I was inspired as a feminist in my early years in the workplace by older women; working or once middle class white women who returned to the workplace as widows, or with ill and disabled husbands whose needs had devastated family income and resources, or with elders or children with serious needs that demanded their support, or after divorce, or after freeing themselves and their children from abuse; and minority women who had always worked and expected to work to help stabilize and support families challenged by the instability, lesser wages and lesser opportunity that challenged their community and their partner’s work lives — women with big responsibilities, for themselves and others, in an economy and work places that offered them little pay and benefit, and, even less respect.
When I returned to work my feminism was further inspired by women younger than me — whose gains were not yet adequate to their needs, and yet were being constantly undermined by on-going economic weakness. Both young men and young women needed full-time work to afford to buy homes and have children — for instance — but the expectations and demands of the workplace, losses in worker protections and rights, growing job insecurity and economic instability, constant inflation in the basics of housing, education and healthcare, were all undermining all their gains. Leaving them further behind, rather than ahead.
In the early 90s I attended a retirement party for a woman who had worked in the advertising department of a large retailer since she was a young student at the University of Washington. She recounted her more than 30 year career, with gratitude, to the mostly much younger women who were there to honor her. She had worked for the company to help pay for her education in the summers and on special projects. Had joined the staff full time after graduation; working to help her husband finish his schooling and get established in his career, to help them save for house, etc. She left when her first child was born and returned, part time, when her youngest child started school. And then, as they grew older and more independent, she came back to work full time; to help provide resources for their education and help enhance their opportunities in other ways, and to contribute to her and her husbands’ retirements, and out of the pure satisfaction of work she loved and was good doing it.
She had “had it all.” It was such a contrast to what the young women in that room, doing the same work she had always done, pursuing the same careers, were struggling with and could expect.
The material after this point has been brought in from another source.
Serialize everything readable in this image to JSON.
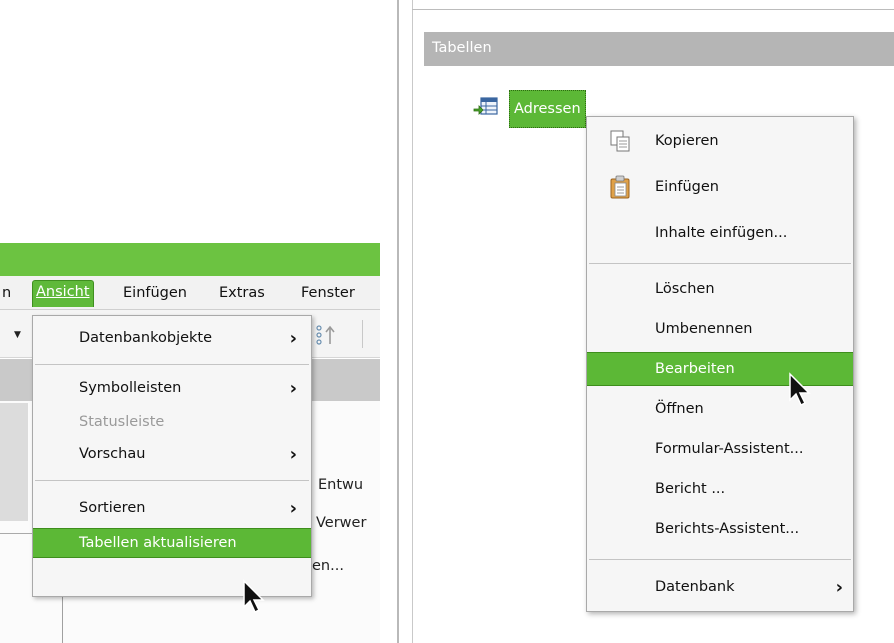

Was this progress, or were we going backward?
I’ve read that studies have shown that women’s economic progress peaked in the early 80s and they’ve been losing ground ever since.
That certainly feels true.